|G.Campbell, (right) K. Stone, A. Lafreniere|
When a major water crisis faced Chapleau in February 1973, Tony Fraser, Grant Campbell and Anicet Lafreniere, who were not employees of the municipality, worked tirelessly to restore full service.
It all started on Wednesday February 14, Valentine's Day when pump house attendants noted that the pumping pressure had dropped at the old pump house, which was diagnosed as caused by a break in a water main somewhere in the community. It was not known where as water had not surfaced above ground.
The electric pumping station was turned off as it could only supply 550,000 gallons pressure daily, which was sufficient to keep Chapleau well supplied but with the break, it could not cope with the situation.
Immediately, the auxiliary diesel system that could supply quite adequately the needs of the town plus the water main break was put into action, and this worked quite well for two days when the 27-year old diesel system sputtered and died.
Tony, Grant and Anicet, described as "diesel experts" in the Chapleau Sentinel were brought in to determine the problem.

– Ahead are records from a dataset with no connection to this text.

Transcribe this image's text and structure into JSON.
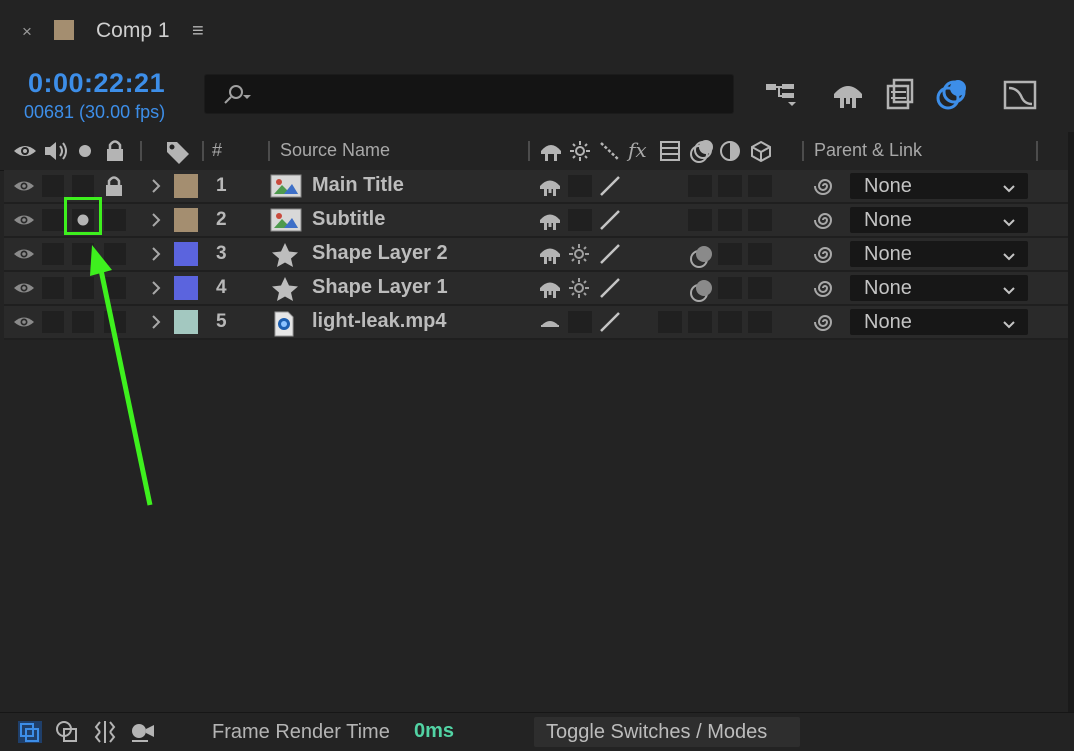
{
  "tab": {
    "close": "×",
    "title": "Comp 1",
    "menu": "≡",
    "swatch_color": "#a48e70"
  },
  "timecode": {
    "current": "0:00:22:21",
    "frames": "00681 (30.00 fps)"
  },
  "search": {
    "value": "",
    "placeholder": ""
  },
  "toolbar": [
    "shy-layers-icon",
    "draft-3d-icon",
    "frame-blending-icon",
    "motion-blur-icon",
    "graph-editor-icon"
  ],
  "columns": {
    "number": "#",
    "source_name": "Source Name",
    "parent_link": "Parent & Link",
    "fx": "fx"
  },
  "layers": [
    {
      "num": "1",
      "name": "Main Title",
      "color": "#a48e70",
      "type": "text",
      "locked": true,
      "solo": false,
      "parent": "None"
    },
    {
      "num": "2",
      "name": "Subtitle",
      "color": "#a48e70",
      "type": "text",
      "locked": false,
      "solo": true,
      "parent": "None"
    },
    {
      "num": "3",
      "name": "Shape Layer 2",
      "color": "#5b64de",
      "type": "shape",
      "locked": false,
      "solo": false,
      "parent": "None"
    },
    {
      "num": "4",
      "name": "Shape Layer 1",
      "color": "#5b64de",
      "type": "shape",
      "locked": false,
      "solo": false,
      "parent": "None"
    },
    {
      "num": "5",
      "name": "light-leak.mp4",
      "color": "#a3c8c0",
      "type": "footage",
      "locked": false,
      "solo": false,
      "parent": "None"
    }
  ],
  "footer": {
    "frame_render_label": "Frame Render Time",
    "frame_render_value": "0ms",
    "toggle_label": "Toggle Switches / Modes"
  },
  "colors": {
    "accent_blue": "#3d8ee8",
    "highlight_green": "#3ef01e",
    "render_time_green": "#52d3a4"
  }
}
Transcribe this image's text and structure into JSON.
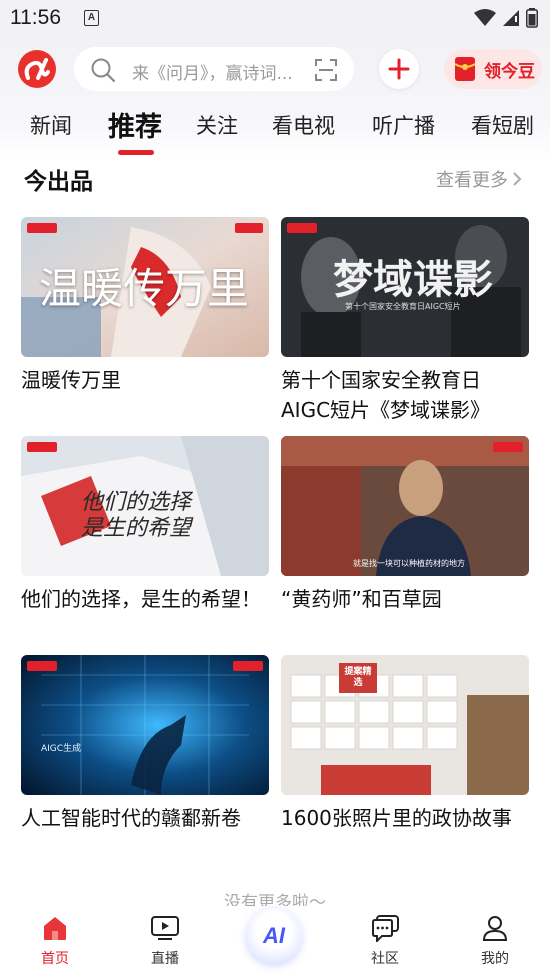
{
  "status_bar": {
    "time": "11:56",
    "notification_icon": "A"
  },
  "header": {
    "search_placeholder": "来《问月》，赢诗词...",
    "bean_label": "领今豆"
  },
  "tabs": [
    {
      "label": "新闻",
      "active": false
    },
    {
      "label": "推荐",
      "active": true
    },
    {
      "label": "关注",
      "active": false
    },
    {
      "label": "看电视",
      "active": false
    },
    {
      "label": "听广播",
      "active": false
    },
    {
      "label": "看短剧",
      "active": false
    }
  ],
  "section": {
    "title": "今出品",
    "more_label": "查看更多"
  },
  "cards": [
    {
      "title": "温暖传万里",
      "thumb_text": "温暖传万里",
      "thumb_badge_left": "今视频",
      "thumb_badge_right": "今视"
    },
    {
      "title": "第十个国家安全教育日AIGC短片《梦域谍影》",
      "thumb_text": "梦域谍影",
      "thumb_subtext": "第十个国家安全教育日AIGC短片",
      "thumb_badge_left": "今视频"
    },
    {
      "title": "他们的选择，是生的希望！",
      "thumb_text": "他们的选择 是生的希望",
      "thumb_badge_left": "今视频"
    },
    {
      "title": "“黄药师”和百草园",
      "thumb_subtext": "就是找一块可以种植药材的地方",
      "thumb_badge_right": "今视频"
    },
    {
      "title": "人工智能时代的赣鄱新卷",
      "thumb_subtext": "AIGC生成",
      "thumb_badge_right": "今视频"
    },
    {
      "title": "1600张照片里的政协故事",
      "thumb_text": "提案精选",
      "thumb_badge_left": ""
    }
  ],
  "footer_note": "没有更多啦～",
  "bottom_nav": {
    "items": [
      {
        "label": "首页",
        "icon": "home-icon",
        "active": true
      },
      {
        "label": "直播",
        "icon": "live-icon",
        "active": false
      },
      {
        "label": "AI",
        "icon": "ai-icon",
        "active": false
      },
      {
        "label": "社区",
        "icon": "community-icon",
        "active": false
      },
      {
        "label": "我的",
        "icon": "profile-icon",
        "active": false
      }
    ]
  },
  "colors": {
    "accent": "#e3212b",
    "ai_blue": "#4758f5",
    "muted": "#999999"
  }
}
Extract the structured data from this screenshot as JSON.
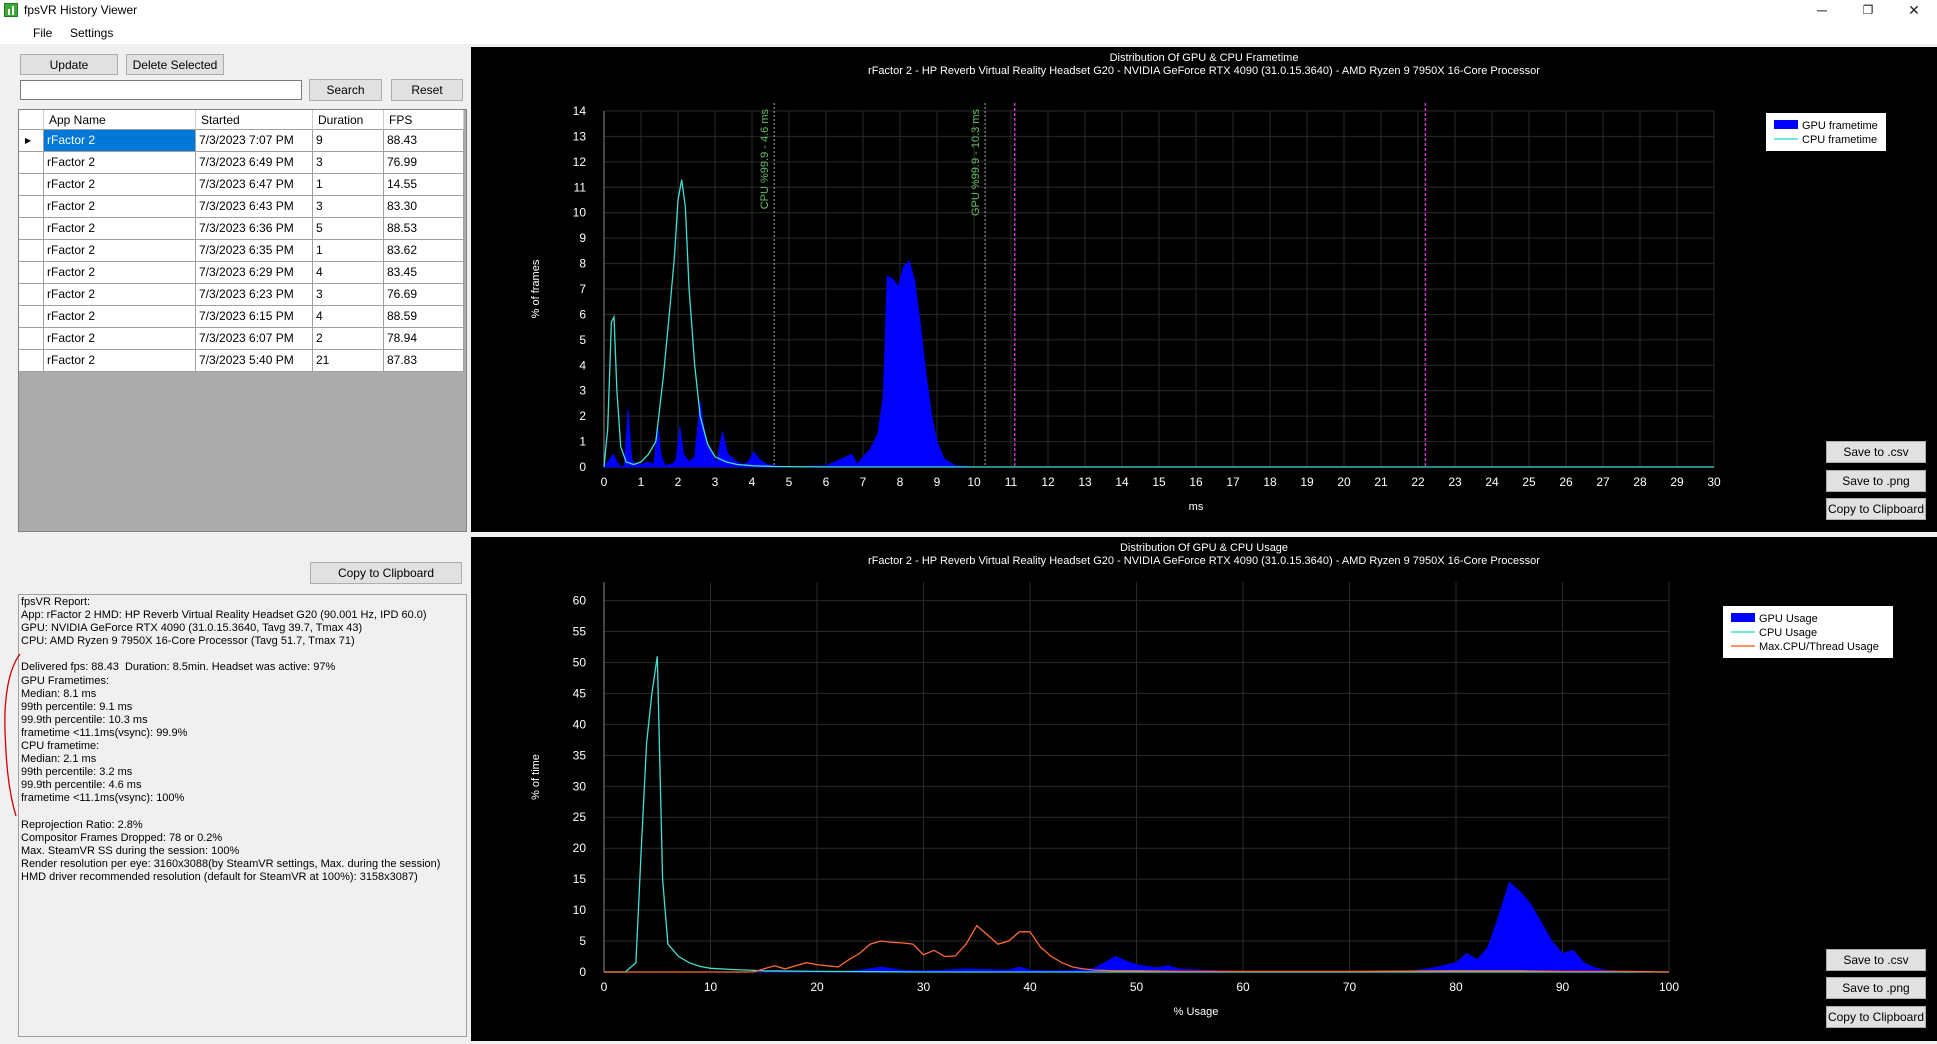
{
  "window": {
    "title": "fpsVR History Viewer",
    "minimize": "─",
    "maximize": "❐",
    "close": "✕"
  },
  "menu": {
    "file": "File",
    "settings": "Settings"
  },
  "toolbar": {
    "update": "Update",
    "delete": "Delete Selected",
    "search": "Search",
    "reset": "Reset",
    "search_value": ""
  },
  "grid": {
    "columns": [
      "App Name",
      "Started",
      "Duration",
      "FPS"
    ],
    "rows": [
      [
        "rFactor 2",
        "7/3/2023 7:07 PM",
        "9",
        "88.43"
      ],
      [
        "rFactor 2",
        "7/3/2023 6:49 PM",
        "3",
        "76.99"
      ],
      [
        "rFactor 2",
        "7/3/2023 6:47 PM",
        "1",
        "14.55"
      ],
      [
        "rFactor 2",
        "7/3/2023 6:43 PM",
        "3",
        "83.30"
      ],
      [
        "rFactor 2",
        "7/3/2023 6:36 PM",
        "5",
        "88.53"
      ],
      [
        "rFactor 2",
        "7/3/2023 6:35 PM",
        "1",
        "83.62"
      ],
      [
        "rFactor 2",
        "7/3/2023 6:29 PM",
        "4",
        "83.45"
      ],
      [
        "rFactor 2",
        "7/3/2023 6:23 PM",
        "3",
        "76.69"
      ],
      [
        "rFactor 2",
        "7/3/2023 6:15 PM",
        "4",
        "88.59"
      ],
      [
        "rFactor 2",
        "7/3/2023 6:07 PM",
        "2",
        "78.94"
      ],
      [
        "rFactor 2",
        "7/3/2023 5:40 PM",
        "21",
        "87.83"
      ]
    ],
    "selected_row": 0
  },
  "report": {
    "copy_button": "Copy to Clipboard",
    "lines": [
      "fpsVR Report:",
      "App: rFactor 2 HMD: HP Reverb Virtual Reality Headset G20 (90.001 Hz, IPD 60.0)",
      "GPU: NVIDIA GeForce RTX 4090 (31.0.15.3640, Tavg 39.7, Tmax 43)",
      "CPU: AMD Ryzen 9 7950X 16-Core Processor (Tavg 51.7, Tmax 71)",
      "",
      "Delivered fps: 88.43  Duration: 8.5min. Headset was active: 97%",
      "GPU Frametimes:",
      "Median: 8.1 ms",
      "99th percentile: 9.1 ms",
      "99.9th percentile: 10.3 ms",
      "frametime <11.1ms(vsync): 99.9%",
      "CPU frametime:",
      "Median: 2.1 ms",
      "99th percentile: 3.2 ms",
      "99.9th percentile: 4.6 ms",
      "frametime <11.1ms(vsync): 100%",
      "",
      "Reprojection Ratio: 2.8%",
      "Compositor Frames Dropped: 78 or 0.2%",
      "Max. SteamVR SS during the session: 100%",
      "Render resolution per eye: 3160x3088(by SteamVR settings, Max. during the session)",
      "HMD driver recommended resolution (default for SteamVR at 100%): 3158x3087)"
    ]
  },
  "chart_buttons": {
    "csv": "Save to .csv",
    "png": "Save to .png",
    "clipboard": "Copy to Clipboard"
  },
  "colors": {
    "gpu": "#0000ff",
    "cpu": "#40e0d0",
    "max_thread": "#ff6a33",
    "vsync_line": "#cc33cc",
    "percentile_line": "#66bb66",
    "grid": "#2a2a2a",
    "axis_text": "#ffffff",
    "annotation_red": "#d40000"
  },
  "chart_data": [
    {
      "type": "area",
      "title": "Distribution Of GPU & CPU Frametime",
      "subtitle": "rFactor 2 - HP Reverb Virtual Reality Headset G20 - NVIDIA GeForce RTX 4090 (31.0.15.3640) - AMD Ryzen 9 7950X 16-Core Processor",
      "xlabel": "ms",
      "ylabel": "% of frames",
      "xlim": [
        0,
        30
      ],
      "ylim": [
        0,
        14
      ],
      "x_ticks": [
        0,
        1,
        2,
        3,
        4,
        5,
        6,
        7,
        8,
        9,
        10,
        11,
        12,
        13,
        14,
        15,
        16,
        17,
        18,
        19,
        20,
        21,
        22,
        23,
        24,
        25,
        26,
        27,
        28,
        29,
        30
      ],
      "y_ticks": [
        0,
        1,
        2,
        3,
        4,
        5,
        6,
        7,
        8,
        9,
        10,
        11,
        12,
        13,
        14
      ],
      "grid": true,
      "legend": "top-right",
      "series": [
        {
          "name": "GPU frametime",
          "style": "filled",
          "x": [
            0,
            0.15,
            0.25,
            0.35,
            0.45,
            0.55,
            0.65,
            0.75,
            0.85,
            1.0,
            1.2,
            1.35,
            1.45,
            1.55,
            1.65,
            1.75,
            1.85,
            1.95,
            2.05,
            2.15,
            2.3,
            2.45,
            2.6,
            2.75,
            2.85,
            2.95,
            3.05,
            3.2,
            3.35,
            3.5,
            3.6,
            3.75,
            3.9,
            4.05,
            4.2,
            4.4,
            4.6,
            5.0,
            6.0,
            6.7,
            6.85,
            7.0,
            7.2,
            7.4,
            7.55,
            7.65,
            7.8,
            7.95,
            8.1,
            8.25,
            8.4,
            8.55,
            8.7,
            8.85,
            9.0,
            9.2,
            9.5,
            10,
            30
          ],
          "y": [
            0,
            0.3,
            0.5,
            0.2,
            0,
            0.05,
            2.3,
            0.3,
            0.1,
            0.1,
            0.2,
            0.1,
            1.7,
            0.4,
            0.05,
            0.1,
            0.1,
            0.3,
            1.6,
            0.5,
            0.2,
            0.4,
            2.6,
            1.0,
            0.8,
            0.4,
            0.2,
            1.4,
            0.5,
            0.3,
            0.2,
            0.1,
            0.2,
            0.6,
            0.3,
            0.1,
            0.05,
            0,
            0.05,
            0.5,
            0.1,
            0.4,
            0.7,
            1.3,
            2.8,
            7.5,
            7.4,
            7.1,
            7.9,
            8.1,
            7.3,
            5.6,
            3.7,
            2.1,
            1.0,
            0.3,
            0.05,
            0,
            0
          ]
        },
        {
          "name": "CPU frametime",
          "style": "line",
          "x": [
            0,
            0.1,
            0.2,
            0.27,
            0.35,
            0.45,
            0.6,
            0.8,
            1.0,
            1.2,
            1.4,
            1.6,
            1.75,
            1.9,
            2.0,
            2.1,
            2.2,
            2.3,
            2.45,
            2.6,
            2.8,
            3.0,
            3.3,
            3.6,
            4.0,
            4.6,
            6,
            30
          ],
          "y": [
            0,
            1.5,
            5.7,
            5.9,
            3.0,
            0.8,
            0.2,
            0.1,
            0.2,
            0.5,
            1.0,
            3.5,
            5.8,
            8.2,
            10.5,
            11.3,
            10.2,
            7.0,
            4.0,
            2.0,
            0.9,
            0.4,
            0.2,
            0.1,
            0.05,
            0.02,
            0,
            0
          ]
        }
      ],
      "annotations": [
        {
          "type": "vline",
          "x": 4.6,
          "label": "CPU %99.9 - 4.6 ms"
        },
        {
          "type": "vline",
          "x": 10.3,
          "label": "GPU %99.9 - 10.3 ms"
        },
        {
          "type": "vline",
          "x": 11.1,
          "label": ""
        },
        {
          "type": "vline",
          "x": 22.2,
          "label": ""
        }
      ]
    },
    {
      "type": "area",
      "title": "Distribution Of GPU & CPU Usage",
      "subtitle": "rFactor 2 - HP Reverb Virtual Reality Headset G20 - NVIDIA GeForce RTX 4090 (31.0.15.3640) - AMD Ryzen 9 7950X 16-Core Processor",
      "xlabel": "% Usage",
      "ylabel": "% of time",
      "xlim": [
        0,
        100
      ],
      "ylim": [
        0,
        63
      ],
      "x_ticks": [
        0,
        10,
        20,
        30,
        40,
        50,
        60,
        70,
        80,
        90,
        100
      ],
      "y_ticks": [
        0,
        5,
        10,
        15,
        20,
        25,
        30,
        35,
        40,
        45,
        50,
        55,
        60
      ],
      "grid": true,
      "legend": "top-right",
      "series": [
        {
          "name": "GPU Usage",
          "style": "filled",
          "x": [
            0,
            22,
            24,
            26,
            28,
            30,
            32,
            34,
            36,
            38,
            39,
            40,
            42,
            44,
            46,
            47,
            48,
            49,
            50,
            51,
            52,
            53,
            54,
            56,
            58,
            60,
            70,
            76,
            78,
            80,
            81,
            82,
            83,
            84,
            85,
            86,
            87,
            88,
            89,
            90,
            91,
            92,
            93,
            94,
            96,
            100
          ],
          "y": [
            0,
            0,
            0.3,
            0.8,
            0.3,
            0.2,
            0.3,
            0.5,
            0.4,
            0.3,
            0.8,
            0.3,
            0.2,
            0.3,
            0.6,
            1.5,
            2.5,
            1.8,
            1.2,
            0.9,
            0.7,
            1.0,
            0.5,
            0.3,
            0.2,
            0.1,
            0,
            0.2,
            0.7,
            1.5,
            3.0,
            2.0,
            4.0,
            9.0,
            14.5,
            13.0,
            11.0,
            8.0,
            5.0,
            3.0,
            3.5,
            1.5,
            0.7,
            0.3,
            0.1,
            0
          ]
        },
        {
          "name": "CPU Usage",
          "style": "line",
          "x": [
            0,
            2,
            3,
            3.5,
            4,
            4.5,
            5,
            5.5,
            6,
            7,
            8,
            9,
            10,
            12,
            15,
            20,
            30,
            100
          ],
          "y": [
            0,
            0,
            1.5,
            20,
            37,
            45,
            51,
            15,
            4.5,
            2.5,
            1.5,
            0.9,
            0.6,
            0.4,
            0.2,
            0.1,
            0,
            0
          ]
        },
        {
          "name": "Max.CPU/Thread Usage",
          "style": "line",
          "x": [
            0,
            14,
            15,
            16,
            17,
            18,
            19,
            20,
            21,
            22,
            23,
            24,
            25,
            26,
            27,
            28,
            29,
            30,
            31,
            32,
            33,
            34,
            35,
            36,
            37,
            38,
            39,
            40,
            41,
            42,
            43,
            44,
            45,
            46,
            48,
            50,
            54,
            60,
            70,
            80,
            86,
            90,
            96,
            100
          ],
          "y": [
            0,
            0,
            0.5,
            1.0,
            0.5,
            1.0,
            1.5,
            1.2,
            1.0,
            0.8,
            2.0,
            3.0,
            4.5,
            5.0,
            4.8,
            4.7,
            4.5,
            2.8,
            3.5,
            2.5,
            2.6,
            4.5,
            7.5,
            6.0,
            4.5,
            5.0,
            6.5,
            6.5,
            4.0,
            2.5,
            1.5,
            0.8,
            0.5,
            0.3,
            0.2,
            0.2,
            0.1,
            0.1,
            0.1,
            0.2,
            0.2,
            0.1,
            0.1,
            0
          ]
        }
      ],
      "annotations": []
    }
  ]
}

They worked non-stop for about 24 hours until they found what they thought was the problem.
Parts for the obsolete diesel were found in Toronto and at this point the Ontario Provincial Police were contacted to assist. Sgt. Ron Young contacted Insp. C.G. Wilkinson in Sudbury and relay of OPP cruisers was set up to bring the parts to Chapleau. Sgt. Young sent a Chapleau cruiser to Sudbury for the final leg of the journey.
|F Card, T Way-White, Dr Young, MJM, E Gilbert|
Despite working non-stop, by Monday morning it still would not work so Reeve Terry Way-White called an emergency meeting of township council for 6:30 a.m. at the pump house. The full council of Councillors Dr. G.E. Young, F.A. 'Nick' Card, Ernie Gilbert and me were present.
Council declared a state of emergency and schools were closed while large users of water and residential ater users were asked to ration their use.
Bob Smith of Dominion Road Machinery in North Bay was contacted and he immediately travelled to Chapleau to help resolve the problem. Twenty-fours later it was determined that the injection system would have to be replaced, and Mr. Smith was able to find one in Toronto.
This time, George Elliott, Chief Forester of the Ministry of Natural Resources at Chapleau provided assistance by placing a Twin Otter aircraft at the municipality's disposal to rush the new injector from Toronto, and it arrived early Tuesday afternoon.
"At exactly one minute before midnight Tuesday (February 20), the diesel system was returned to duty and is now supplying the town with its normal pressure," the Sentinel reported.
And the break that started it all? After it was found, it was repaired and water thawing at homes affected was underway, although some with plastic pipes had to wait as they could not be thawed electrically.
Although all's well that ends well, there was considerable discussion at township council when meeting when Councillor Gilbert complained that as chairman of the public works committee he felt he should have been informed about the crisis when it first started rather than hearing about it on the street.
Councillor Card, who was a CPR engineer at the time, said he was told about it in Cartier, while Councillor Young and I agreed there should have been better communication with council.
Chapleau's new water plant opened in 1976. My email is firstname.lastname@example.org